The Crossover Movement - natural materials and user-centric design
former timber+DESIGN magazine publisher
Friday, September 15, 2017 - 14:45
THE CROSSOVER MOVEMENT
Natural materials and user-centric design
For this WoodSolutions exclusive, Tony Neilson interviewed Shinichi Mitsuki through an interpreter at the 2017 Malaysian International Furniture Fair in Kuala Lumpur.
‘Crossover’ is a facet of design with many applications and definitions, and a leading Japanese style-watcher thinks Australia is an outstanding example of the genre.
Shinichi Mitsuki, general manager of Mitsui Designtec, sees Australia as a very advanced country in several aspects of crossover. “It is a country of diverse cultures and ethnic groups with a mix of very modern, hi-tech cities, and at the same time very primitive and vast nature – all co-existing in the one country.”
Shinichi Mitsuki – Australia is ‘naturally advanced’ in crossover design
Interviewed during the recent Malaysian International Furniture Fair (MIFF), Mitsuki spoke enthusiastically about the many unconventional design, environmental and social contrasts that ensured a high profile for Australia among global examples in his company’s new high-end book, appropriately titled Crossover Design.
Aimed at developers, the book features examples of “unconventional” Aussie crossover architectural designs using natural materials.
Mitsuki features Sydney’s iconic Woolloomooloo dining and lifestyle precinct in his crossover design book. Photo ©Stutterstock
Ovolo Woolloomooloo hotel – contemporary crossover and natural materials
The blood problem
Mitsuki says crossover is about designing the experience before designing the product or space. “Crossover connects people, space and time.”
He recently used the technique to encourage more young people in Japan to become blood donors. “The number of people donating blood in Japan has been falling quite alarmingly, particularly [among] the young generation. The [Red Cross] blood bank was very concerned and asked us to come up with new ideas to encourage young ones to donate.

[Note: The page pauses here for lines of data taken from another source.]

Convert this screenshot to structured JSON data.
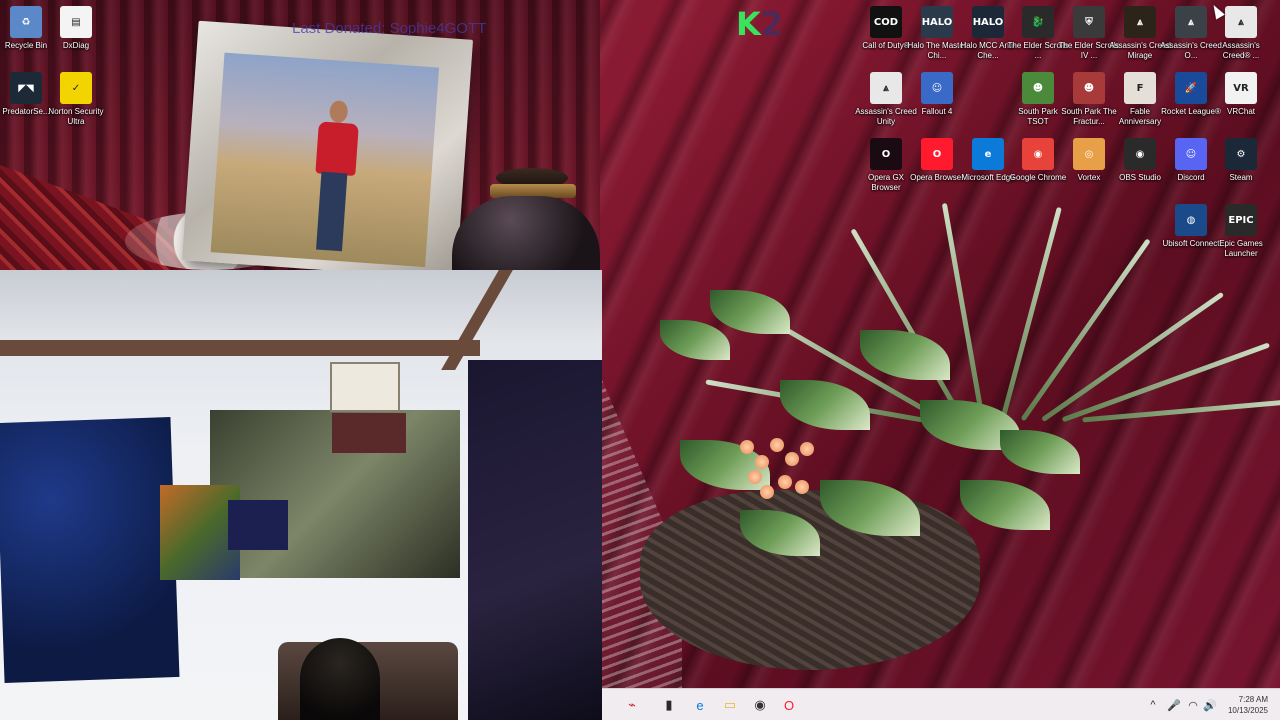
{
  "watermark_text": "Last Donated: Sophie4GOTT",
  "logo": {
    "k": "K",
    "two": "2"
  },
  "desktop_icons_left": [
    {
      "id": "recycle-bin",
      "label": "Recycle Bin",
      "glyph": "♻",
      "color": "#5a88c8"
    },
    {
      "id": "dxdiag",
      "label": "DxDiag",
      "glyph": "▤",
      "color": "#f4f4f4"
    },
    {
      "id": "predatorsense",
      "label": "PredatorSe...",
      "glyph": "◤◥",
      "color": "#1c2a38"
    },
    {
      "id": "norton",
      "label": "Norton Security Ultra",
      "glyph": "✓",
      "color": "#f2d400"
    }
  ],
  "desktop_icons_right": [
    {
      "id": "call-of-duty",
      "label": "Call of Duty®",
      "glyph": "COD",
      "color": "#111111"
    },
    {
      "id": "halo-master-chief",
      "label": "Halo The Master Chi...",
      "glyph": "HALO",
      "color": "#2a3a4a"
    },
    {
      "id": "halo-mcc",
      "label": "Halo MCC Anti-Che...",
      "glyph": "HALO",
      "color": "#1c2838"
    },
    {
      "id": "elder-scrolls-1",
      "label": "The Elder Scrolls ...",
      "glyph": "🐉",
      "color": "#2a2a2a"
    },
    {
      "id": "elder-scrolls-iv",
      "label": "The Elder Scrolls IV ...",
      "glyph": "⛨",
      "color": "#3a3a3a"
    },
    {
      "id": "ac-mirage",
      "label": "Assassin's Creed Mirage",
      "glyph": "⩓",
      "color": "#2c2418"
    },
    {
      "id": "ac-odyssey",
      "label": "Assassin's Creed O...",
      "glyph": "⩓",
      "color": "#3a4248"
    },
    {
      "id": "ac-3",
      "label": "Assassin's Creed® ...",
      "glyph": "⩓",
      "color": "#e8e8e8"
    },
    {
      "id": "ac-unity",
      "label": "Assassin's Creed Unity",
      "glyph": "⩓",
      "color": "#e8e8e8"
    },
    {
      "id": "fallout-4",
      "label": "Fallout 4",
      "glyph": "☺",
      "color": "#3a6ac8"
    },
    {
      "id": "south-park-tsot",
      "label": "South Park TSOT",
      "glyph": "☻",
      "color": "#4a8a3a"
    },
    {
      "id": "south-park-fractured",
      "label": "South Park The Fractur...",
      "glyph": "☻",
      "color": "#a83a3a"
    },
    {
      "id": "fable-anniversary",
      "label": "Fable Anniversary",
      "glyph": "F",
      "color": "#e4e0d8"
    },
    {
      "id": "rocket-league",
      "label": "Rocket League®",
      "glyph": "🚀",
      "color": "#1a4a9a"
    },
    {
      "id": "vrchat",
      "label": "VRChat",
      "glyph": "VR",
      "color": "#f2f2f2"
    },
    {
      "id": "opera-gx",
      "label": "Opera GX Browser",
      "glyph": "O",
      "color": "#1a0a12"
    },
    {
      "id": "opera-browser",
      "label": "Opera Browser",
      "glyph": "O",
      "color": "#ff1b2d"
    },
    {
      "id": "microsoft-edge",
      "label": "Microsoft Edge",
      "glyph": "e",
      "color": "#0c7ad8"
    },
    {
      "id": "google-chrome",
      "label": "Google Chrome",
      "glyph": "◉",
      "color": "#e8433a"
    },
    {
      "id": "vortex",
      "label": "Vortex",
      "glyph": "◎",
      "color": "#e8a048"
    },
    {
      "id": "obs-studio",
      "label": "OBS Studio",
      "glyph": "◉",
      "color": "#2a2a2a"
    },
    {
      "id": "discord",
      "label": "Discord",
      "glyph": "☺",
      "color": "#5865f2"
    },
    {
      "id": "steam",
      "label": "Steam",
      "glyph": "⚙",
      "color": "#1b2838"
    },
    {
      "id": "ubisoft-connect",
      "label": "Ubisoft Connect",
      "glyph": "◍",
      "color": "#1a4a8a"
    },
    {
      "id": "epic-games",
      "label": "Epic Games Launcher",
      "glyph": "EPIC",
      "color": "#2a2a2a"
    }
  ],
  "taskbar": {
    "items": [
      {
        "id": "start",
        "glyph": "⌁",
        "color": "#c8283a"
      },
      {
        "id": "task-view",
        "glyph": "▮",
        "color": "#2a2a2a"
      },
      {
        "id": "edge",
        "glyph": "e",
        "color": "#0c7ad8"
      },
      {
        "id": "file-explorer",
        "glyph": "▭",
        "color": "#e8b830"
      },
      {
        "id": "chrome-app",
        "glyph": "◉",
        "color": "#333333"
      },
      {
        "id": "opera",
        "glyph": "O",
        "color": "#ff1b2d"
      }
    ],
    "tray": {
      "chevron": "^",
      "mic": "🎤",
      "wifi": "◠",
      "volume": "🔊",
      "time": "7:28 AM",
      "date": "10/13/2025"
    }
  }
}
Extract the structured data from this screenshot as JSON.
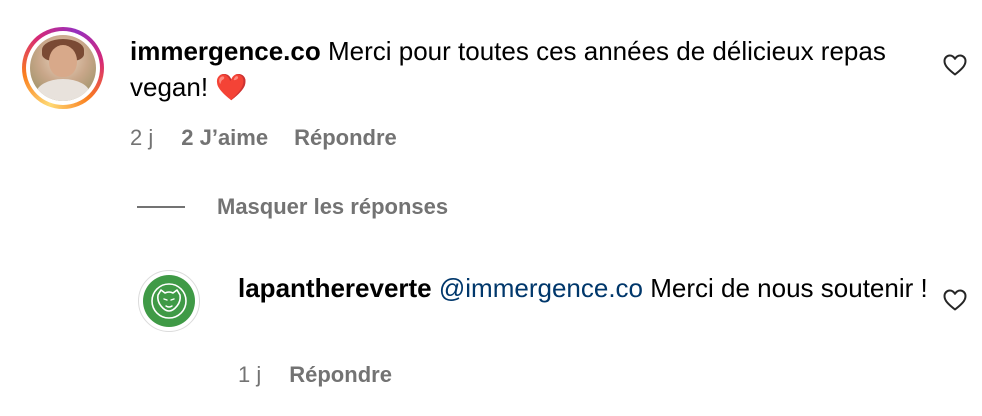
{
  "comments": [
    {
      "username": "immergence.co",
      "text": " Merci pour toutes ces années de délicieux repas vegan! ",
      "emoji": "❤️",
      "time": "2 j",
      "likes": "2 J’aime",
      "reply_label": "Répondre",
      "avatar_icon": "profile-photo"
    }
  ],
  "hide_replies_label": "Masquer les réponses",
  "replies": [
    {
      "username": "lapanthereverte",
      "mention": "@immergence.co",
      "text": " Merci de nous soutenir !",
      "time": "1 j",
      "reply_label": "Répondre",
      "avatar_icon": "panther-logo"
    }
  ],
  "icons": {
    "like": "heart-outline-icon"
  },
  "colors": {
    "secondary_text": "#737373",
    "mention": "#00376b",
    "brand_green": "#3f9a46",
    "story_ring_start": "#feda75",
    "story_ring_end": "#d62976"
  }
}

“We studied the blood centres and found a very hospital-like, even toilet-like atmosphere in many of them, which was very discouraging.
“The first requirement was a space that would make young people feel good about going there. So we redesigned several of the blood banks in the style of a Starbucks coffee shop.”
Each of the new centres features a different coffee shop style, but they are all representative of crossover design thinking: using juxtaposition and user-centric innovation.
Have they worked? “They are all doing very well and donations have increased,” says Mitsuki. “The atmosphere is much more familiar to young people who like to gather for coffee anyway, and they are encouraging other friends to go together to give blood. It is so good that the Japan Red Cross has adopted the concept on a broad front.”
An award winning ‘space designer’ with more than 20 years experience, Mitsuki says the crossover concept is also a leading the ‘hybrid chic’ trend in furniture design. “We are seeing a lot of combinations featuring natural materials such as wood and stone, and wood with glass inserts. Such combinations are creating unprecedented value.”
Ironically, he says, the emergence of things made with 3D printers has generated greater demand for products made from natural materials.
“Natural materials like wood age, and the character of the material changes. So the person who uses the thing made of wood can also age with that wood.
“People have a personal attachment to items crafted from wood and other natural materials. Things a craftsman may have spent years producing are of far greater value in this age of ‘instant solutions’. There is a hunger for ‘human touch’ products. That’s why we value natural items more than the 3D printed products.”
Mitsuki says the stressful modern working environment, plus increased terrorist activities and more natural disasters are behind growing demand for more relaxation space. “And natural items like wood generate a more relaxed atmosphere.”
Crossover combines juxtaposition and user-centric innovation. Photo: Hermes Paris, courtesy timber+DESIGN magazine
The ‘other’ sustainability
In predicting an interior design trend away from ‘casual’ to ‘relaxed elegance’, Mitsuki notes what he calls “the other aspect of sustainability” – design. “We all know about re-use or recycled material, but good design can produce something to use for your whole life.
“i-pads and smart electric devices have a short life. But when you make something with natural material like wood or leather there is a sentimental attachment to the product and you will try to maintain it for as log as possible.
“Scratches are repaired and the products are like a [longtime] friend. That is the other side of sustainability – longevity. Natural materials are indispensable to long-use sustainability.”
The German organic food chain Waku Waku features crossover design thinking. Photo: courtesy timber+DESIGN magazine